Yet for many reasons, some people begin to wriggle against the chains of addiction. Whether it is because they have experiences that scare them to death (not uncommon) or lose something that really matters (also not uncommon), some people begin to work themselves out of the chains. People whose descent into addiction came later in life have more memories of what life can be like sober. Some will be able to turn and see the fire and the half wall and recognize the puppets causing the shadows. Those whose use started so young that it is all they really know will often experience the fear and confusion that Plato described. But as sometimes happens in recovery, they can start to come out of the cave, too.
The brightness of the light can be painful, as many alcoholic or drug dependent people realize once their use stops. Those who drank or used drugs to numb feelings or avoid painful memories may feel defenseless. This is why they will retreat back to the familiar darkness of the cave. Back with their drinking friends, they will find comfort. This is one way to understand relapse.

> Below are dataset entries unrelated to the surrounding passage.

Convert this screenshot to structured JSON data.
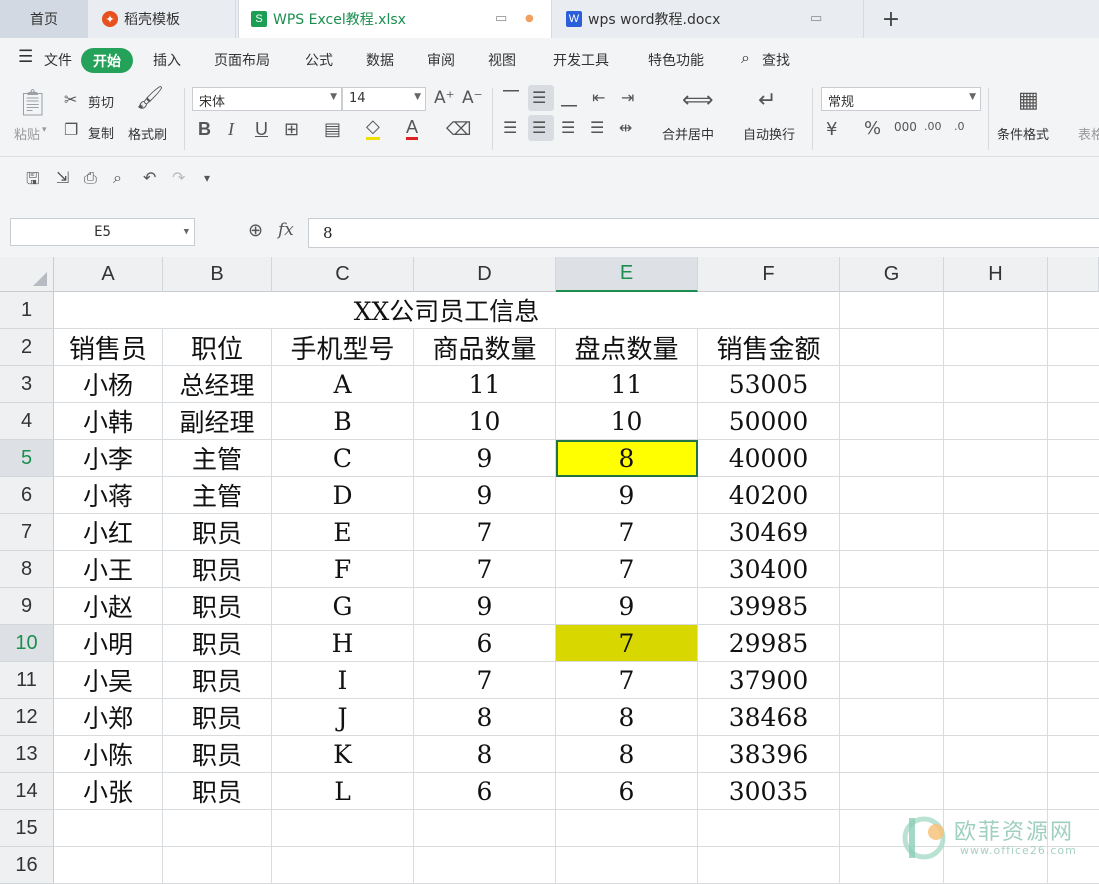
{
  "tabs": {
    "home": "首页",
    "template": "稻壳模板",
    "excel": "WPS Excel教程.xlsx",
    "word": "wps word教程.docx"
  },
  "menu": {
    "file": "文件",
    "start": "开始",
    "items": [
      "插入",
      "页面布局",
      "公式",
      "数据",
      "审阅",
      "视图",
      "开发工具",
      "特色功能"
    ],
    "search": "查找"
  },
  "ribbon": {
    "paste": "粘贴",
    "cut": "剪切",
    "copy": "复制",
    "format_painter": "格式刷",
    "font_name": "宋体",
    "font_size": "14",
    "merge_center": "合并居中",
    "wrap_text": "自动换行",
    "number_format": "常规",
    "conditional_format": "条件格式",
    "table_style": "表格"
  },
  "formula_bar": {
    "name_box": "E5",
    "fx": "fx",
    "value": "8"
  },
  "grid": {
    "columns": [
      "A",
      "B",
      "C",
      "D",
      "E",
      "F",
      "G",
      "H"
    ],
    "selected_column": "E",
    "row_numbers": [
      "1",
      "2",
      "3",
      "4",
      "5",
      "6",
      "7",
      "8",
      "9",
      "10",
      "11",
      "12",
      "13",
      "14",
      "15",
      "16"
    ],
    "selected_rows": [
      "5",
      "10"
    ],
    "title": "XX公司员工信息",
    "headers": [
      "销售员",
      "职位",
      "手机型号",
      "商品数量",
      "盘点数量",
      "销售金额"
    ],
    "rows": [
      [
        "小杨",
        "总经理",
        "A",
        "11",
        "11",
        "53005"
      ],
      [
        "小韩",
        "副经理",
        "B",
        "10",
        "10",
        "50000"
      ],
      [
        "小李",
        "主管",
        "C",
        "9",
        "8",
        "40000"
      ],
      [
        "小蒋",
        "主管",
        "D",
        "9",
        "9",
        "40200"
      ],
      [
        "小红",
        "职员",
        "E",
        "7",
        "7",
        "30469"
      ],
      [
        "小王",
        "职员",
        "F",
        "7",
        "7",
        "30400"
      ],
      [
        "小赵",
        "职员",
        "G",
        "9",
        "9",
        "39985"
      ],
      [
        "小明",
        "职员",
        "H",
        "6",
        "7",
        "29985"
      ],
      [
        "小吴",
        "职员",
        "I",
        "7",
        "7",
        "37900"
      ],
      [
        "小郑",
        "职员",
        "J",
        "8",
        "8",
        "38468"
      ],
      [
        "小陈",
        "职员",
        "K",
        "8",
        "8",
        "38396"
      ],
      [
        "小张",
        "职员",
        "L",
        "6",
        "6",
        "30035"
      ]
    ],
    "highlight_color_yellow": "#ffff00",
    "highlight_color_olive": "#d8d800"
  },
  "watermark": {
    "brand": "欧菲资源网",
    "url": "www.office26.com"
  },
  "colors": {
    "accent": "#24a25a",
    "excel_green": "#1c8e4f",
    "word_blue": "#2b5fd9",
    "template_red": "#e8501e"
  }
}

Others will make it farther out of the cave and have their eyes adjust. They will struggle to stay sober and balanced. So many of their old coping behaviors will not work, and they are faced with a seemingly endless task of learning how to rebuild their emotional lives. Some will stay clean and sober for a good while and later relapse. People relapse for all sorts of reasons, and often these have to do with old patterned ways of thinking and behaving that make a roaring comeback. When people who have had some sobriety relapse and go back to the darkness of the cave, they may be met with derision ― an “I told you so” attitude.
Those who do make it out of the cave and manage never to relapse again are few and far between. They know just how precarious their sobriety is and what they need to do to maintain it. People with long-term sobriety are often the ones who need to go back down into the cave, not as saviors, but for their own survival. People with years of sobriety often say that newcomers help them to stay sober because their pain, loss, and confusion are so fresh. Their stories remind old timers of enchained life in the cave. Old timers can share their stories too and in the process show them different ways to be in the world.
Of course, our stories are real and deeply personal, but like allegories they can wield a transformative power. Transformation can come from many sources, including some of the earliest and most profound investigations in philosophy. Plato’s cave, Montaigne’s cat, Kierkegaard’s leap of faith, Nietzsche’s myth of eternal recurrence, Wittgenstein’s fly in the fly bottle, and feminist conceptions of self-identity — to name but a few — are ready companions in the pursuit to understand the complexities of addiction, relapse and recovery.
Peg O’Connor is a Professor of Philosophy and Gender, Women, and Sexuality Studies at Gustavus Adolphus College in St. Peter, Minnesota. She sobered up quite by accident and with the aid of philosophy. She understands addiction as a meaning of life problem and no discipline is as well suited as philosophy to address meaning of life questions. Peg writes a blog on philosophy and addiction for the online version of Psychology Today titled Philosophy Stirred, Not Shaken.”